/---

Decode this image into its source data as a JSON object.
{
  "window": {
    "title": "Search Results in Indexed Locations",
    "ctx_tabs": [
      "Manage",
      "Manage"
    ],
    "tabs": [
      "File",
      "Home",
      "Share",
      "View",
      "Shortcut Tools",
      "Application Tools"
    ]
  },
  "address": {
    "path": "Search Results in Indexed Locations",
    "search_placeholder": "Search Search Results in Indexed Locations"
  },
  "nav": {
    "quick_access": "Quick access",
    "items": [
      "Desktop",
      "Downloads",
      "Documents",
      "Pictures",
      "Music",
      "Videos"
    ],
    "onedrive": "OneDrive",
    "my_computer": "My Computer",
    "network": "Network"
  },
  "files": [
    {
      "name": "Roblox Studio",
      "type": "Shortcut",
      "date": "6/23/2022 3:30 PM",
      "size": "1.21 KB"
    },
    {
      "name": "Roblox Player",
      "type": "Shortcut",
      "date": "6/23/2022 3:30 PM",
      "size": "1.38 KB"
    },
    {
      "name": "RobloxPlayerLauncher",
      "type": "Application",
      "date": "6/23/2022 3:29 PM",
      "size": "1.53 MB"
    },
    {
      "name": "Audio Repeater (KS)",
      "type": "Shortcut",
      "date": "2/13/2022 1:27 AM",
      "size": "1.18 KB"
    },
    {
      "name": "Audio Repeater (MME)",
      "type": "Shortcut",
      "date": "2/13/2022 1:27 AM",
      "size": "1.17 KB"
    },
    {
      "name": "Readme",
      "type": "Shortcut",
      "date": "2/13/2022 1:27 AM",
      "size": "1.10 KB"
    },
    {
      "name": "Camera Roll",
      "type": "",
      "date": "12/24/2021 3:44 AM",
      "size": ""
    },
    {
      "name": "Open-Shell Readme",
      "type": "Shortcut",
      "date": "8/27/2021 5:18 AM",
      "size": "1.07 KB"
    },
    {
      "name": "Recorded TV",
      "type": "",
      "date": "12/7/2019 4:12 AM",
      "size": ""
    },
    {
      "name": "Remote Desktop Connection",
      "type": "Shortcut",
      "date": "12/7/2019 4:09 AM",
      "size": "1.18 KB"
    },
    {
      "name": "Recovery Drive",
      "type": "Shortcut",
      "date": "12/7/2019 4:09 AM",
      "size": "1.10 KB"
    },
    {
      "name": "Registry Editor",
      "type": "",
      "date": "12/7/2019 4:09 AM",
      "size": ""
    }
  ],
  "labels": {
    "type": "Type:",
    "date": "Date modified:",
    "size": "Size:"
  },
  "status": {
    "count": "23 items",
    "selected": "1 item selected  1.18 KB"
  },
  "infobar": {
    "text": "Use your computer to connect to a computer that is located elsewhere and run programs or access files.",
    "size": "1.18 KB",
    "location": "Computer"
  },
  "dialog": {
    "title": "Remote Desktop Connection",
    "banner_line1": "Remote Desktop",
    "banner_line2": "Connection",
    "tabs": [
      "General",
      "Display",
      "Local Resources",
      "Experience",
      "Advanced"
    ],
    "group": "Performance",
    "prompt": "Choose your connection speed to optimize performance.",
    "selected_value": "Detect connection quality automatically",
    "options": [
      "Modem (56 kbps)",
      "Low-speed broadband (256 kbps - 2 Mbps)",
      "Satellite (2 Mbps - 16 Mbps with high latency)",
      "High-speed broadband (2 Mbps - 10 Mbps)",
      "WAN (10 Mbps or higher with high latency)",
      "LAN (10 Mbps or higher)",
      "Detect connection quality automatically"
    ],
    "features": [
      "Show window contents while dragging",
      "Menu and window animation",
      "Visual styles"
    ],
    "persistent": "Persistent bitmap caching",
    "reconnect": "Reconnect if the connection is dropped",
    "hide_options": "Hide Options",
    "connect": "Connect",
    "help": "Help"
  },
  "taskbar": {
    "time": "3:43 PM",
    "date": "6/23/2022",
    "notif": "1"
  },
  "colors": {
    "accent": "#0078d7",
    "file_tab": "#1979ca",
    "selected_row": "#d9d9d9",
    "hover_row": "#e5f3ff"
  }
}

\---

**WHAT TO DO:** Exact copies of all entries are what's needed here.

**TASK OUTPUT:**
Decode this image into its source data as a JSON object.
{
  "window": {
    "title": "Search Results in Indexed Locations",
    "ctx_tabs": [
      "Manage",
      "Manage"
    ],
    "tabs": [
      "File",
      "Home",
      "Share",
      "View",
      "Shortcut Tools",
      "Application Tools"
    ]
  },
  "address": {
    "path": "Search Results in Indexed Locations",
    "search_placeholder": "Search Search Results in Indexed Locations"
  },
  "nav": {
    "quick_access": "Quick access",
    "items": [
      "Desktop",
      "Downloads",
      "Documents",
      "Pictures",
      "Music",
      "Videos"
    ],
    "onedrive": "OneDrive",
    "my_computer": "My Computer",
    "network": "Network"
  },
  "files": [
    {
      "name": "Roblox Studio",
      "type": "Shortcut",
      "date": "6/23/2022 3:30 PM",
      "size": "1.21 KB"
    },
    {
      "name": "Roblox Player",
      "type": "Shortcut",
      "date": "6/23/2022 3:30 PM",
      "size": "1.38 KB"
    },
    {
      "name": "RobloxPlayerLauncher",
      "type": "Application",
      "date": "6/23/2022 3:29 PM",
      "size": "1.53 MB"
    },
    {
      "name": "Audio Repeater (KS)",
      "type": "Shortcut",
      "date": "2/13/2022 1:27 AM",
      "size": "1.18 KB"
    },
    {
      "name": "Audio Repeater (MME)",
      "type": "Shortcut",
      "date": "2/13/2022 1:27 AM",
      "size": "1.17 KB"
    },
    {
      "name": "Readme",
      "type": "Shortcut",
      "date": "2/13/2022 1:27 AM",
      "size": "1.10 KB"
    },
    {
      "name": "Camera Roll",
      "type": "",
      "date": "12/24/2021 3:44 AM",
      "size": ""
    },
    {
      "name": "Open-Shell Readme",
      "type": "Shortcut",
      "date": "8/27/2021 5:18 AM",
      "size": "1.07 KB"
    },
    {
      "name": "Recorded TV",
      "type": "",
      "date": "12/7/2019 4:12 AM",
      "size": ""
    },
    {
      "name": "Remote Desktop Connection",
      "type": "Shortcut",
      "date": "12/7/2019 4:09 AM",
      "size": "1.18 KB"
    },
    {
      "name": "Recovery Drive",
      "type": "Shortcut",
      "date": "12/7/2019 4:09 AM",
      "size": "1.10 KB"
    },
    {
      "name": "Registry Editor",
      "type": "",
      "date": "12/7/2019 4:09 AM",
      "size": ""
    }
  ],
  "labels": {
    "type": "Type:",
    "date": "Date modified:",
    "size": "Size:"
  },
  "status": {
    "count": "23 items",
    "selected": "1 item selected  1.18 KB"
  },
  "infobar": {
    "text": "Use your computer to connect to a computer that is located elsewhere and run programs or access files.",
    "size": "1.18 KB",
    "location": "Computer"
  },
  "dialog": {
    "title": "Remote Desktop Connection",
    "banner_line1": "Remote Desktop",
    "banner_line2": "Connection",
    "tabs": [
      "General",
      "Display",
      "Local Resources",
      "Experience",
      "Advanced"
    ],
    "group": "Performance",
    "prompt": "Choose your connection speed to optimize performance.",
    "selected_value": "Detect connection quality automatically",
    "options": [
      "Modem (56 kbps)",
      "Low-speed broadband (256 kbps - 2 Mbps)",
      "Satellite (2 Mbps - 16 Mbps with high latency)",
      "High-speed broadband (2 Mbps - 10 Mbps)",
      "WAN (10 Mbps or higher with high latency)",
      "LAN (10 Mbps or higher)",
      "Detect connection quality automatically"
    ],
    "features": [
      "Show window contents while dragging",
      "Menu and window animation",
      "Visual styles"
    ],
    "persistent": "Persistent bitmap caching",
    "reconnect": "Reconnect if the connection is dropped",
    "hide_options": "Hide Options",
    "connect": "Connect",
    "help": "Help"
  },
  "taskbar": {
    "time": "3:43 PM",
    "date": "6/23/2022",
    "notif": "1"
  },
  "colors": {
    "accent": "#0078d7",
    "file_tab": "#1979ca",
    "selected_row": "#d9d9d9",
    "hover_row": "#e5f3ff"
  }
}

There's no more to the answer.